That's the basic premise of a presentation he's giving at tech gatherings around the world called "Kill All Passwords." "Passwords are so complex it's just a system that doesn't work anymore," said CNET editor Dan Ackerman.
A teenage Australian ‘white hat' hacker who found a flaw in PayPal's authentication system in June has now gone public on the problem because PayPal has still not fixed it.
Single step authentication on Galaxy S5 leaves PayPal accounts open to abuse say German researchers.
PayPal was left fighting a rear-guard action last night after it emerged the fingerprint scanner seen on the Samsung Galaxy 5 smartphone can easily be bypassed.
Germany's Security Research Labs says the spoofing system allows access to a user's PayPal account, which is an important issue since a key feature of the scanner is one-step access to the PayPal money payment system - effectively replacing the user's ID and password with a fingerprint swipe.
Thirteen people recently pled guilty to charges related to their involvement in DDoS attacks against PayPal in December 2010. The attacks were launched in response to PayPal's refusal to accept donations for WikiLeaks (h/t The Register).
The 13 are Christopher Wayne Cooper, Joshua John Covelli, Keith Wilson Downey, Mercedes Renee Haefer, Donald Husband, Vincent Charles Kershaw, Ethan Miles, James C. Murphy, Drew Alan Phillips, Jeffrey Puglisi, Daniel Sullivan, Tracy Ann Valenzuela and Christopher Quang Vo.
Thirteen people have pleaded guilty to charges they were involved in a 2010 cyberattack on PayPal for the eBay unit's refusal to process payments for WikiLeaks.

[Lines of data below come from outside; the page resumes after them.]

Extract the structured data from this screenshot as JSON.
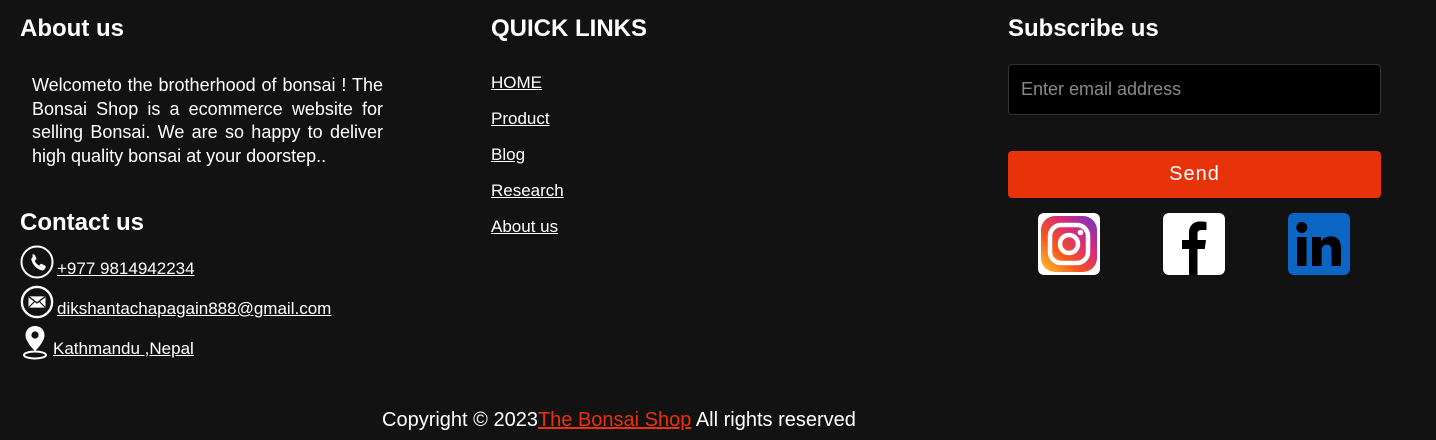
{
  "about": {
    "title": "About us",
    "text": "Welcometo the brotherhood of bonsai ! The Bonsai Shop is a ecommerce website for selling Bonsai. We are so happy to deliver high quality bonsai at your doorstep.."
  },
  "contact": {
    "title": "Contact us",
    "phone": "+977 9814942234",
    "email": "dikshantachapagain888@gmail.com",
    "location": "Kathmandu ,Nepal"
  },
  "quick_links": {
    "title": "QUICK LINKS",
    "items": [
      "HOME",
      "Product",
      "Blog",
      "Research",
      "About us"
    ]
  },
  "subscribe": {
    "title": "Subscribe us",
    "email_placeholder": "Enter email address",
    "email_value": "",
    "send_label": "Send",
    "socials": [
      "instagram-icon",
      "facebook-icon",
      "linkedin-icon"
    ]
  },
  "footer": {
    "copyright_prefix": "Copyright © 2023",
    "brand": "The Bonsai Shop",
    "copyright_suffix": " All rights reserved"
  },
  "colors": {
    "background": "#121212",
    "accent": "#e8320a",
    "linkedin": "#0a66c2"
  }
}
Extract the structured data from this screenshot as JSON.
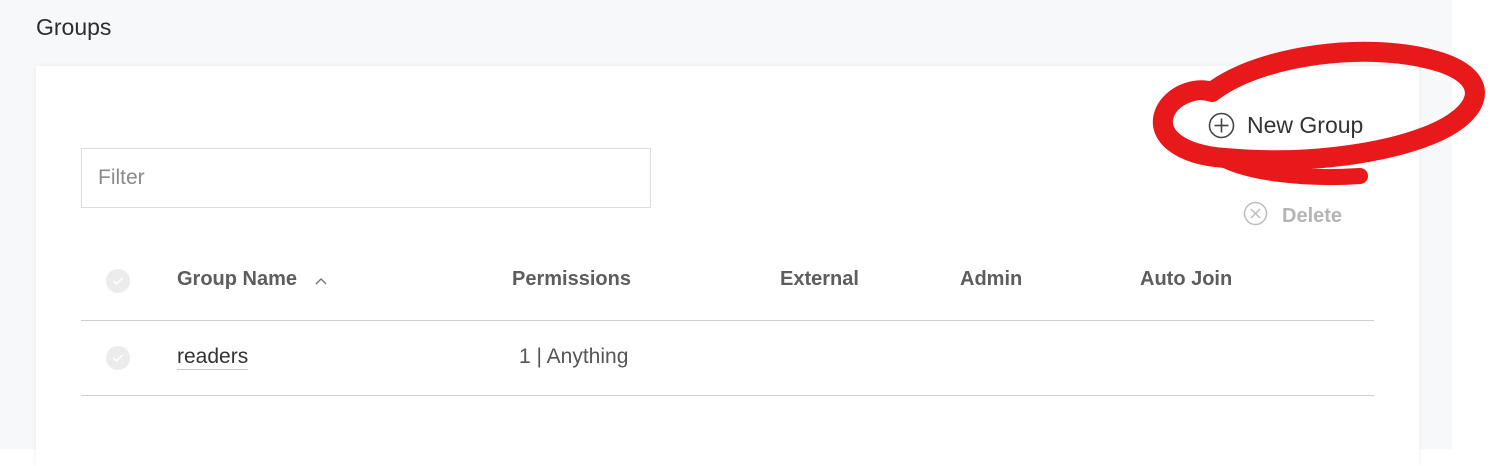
{
  "page": {
    "title": "Groups"
  },
  "toolbar": {
    "new_group_label": "New Group",
    "new_group_icon": "plus-circle-icon",
    "delete_label": "Delete",
    "delete_icon": "x-circle-icon"
  },
  "filter": {
    "placeholder": "Filter",
    "value": ""
  },
  "table": {
    "columns": [
      {
        "label": "Group Name",
        "sort": "ascending"
      },
      {
        "label": "Permissions"
      },
      {
        "label": "External"
      },
      {
        "label": "Admin"
      },
      {
        "label": "Auto Join"
      }
    ],
    "rows": [
      {
        "group_name": "readers",
        "permissions": "1 | Anything",
        "external": "",
        "admin": "",
        "auto_join": ""
      }
    ]
  },
  "colors": {
    "annotation": "#e8191b",
    "disabled_text": "#b5b5b5",
    "page_background": "#f7f8fa"
  }
}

The hacktivist collective claimed responsibility for engineering the December 2010 distributed-denial-of-service attack in retaliation for the online payment processing company's suspension of an account linked to WikiLeaks after the document-leaking organization released a large number of classified documents.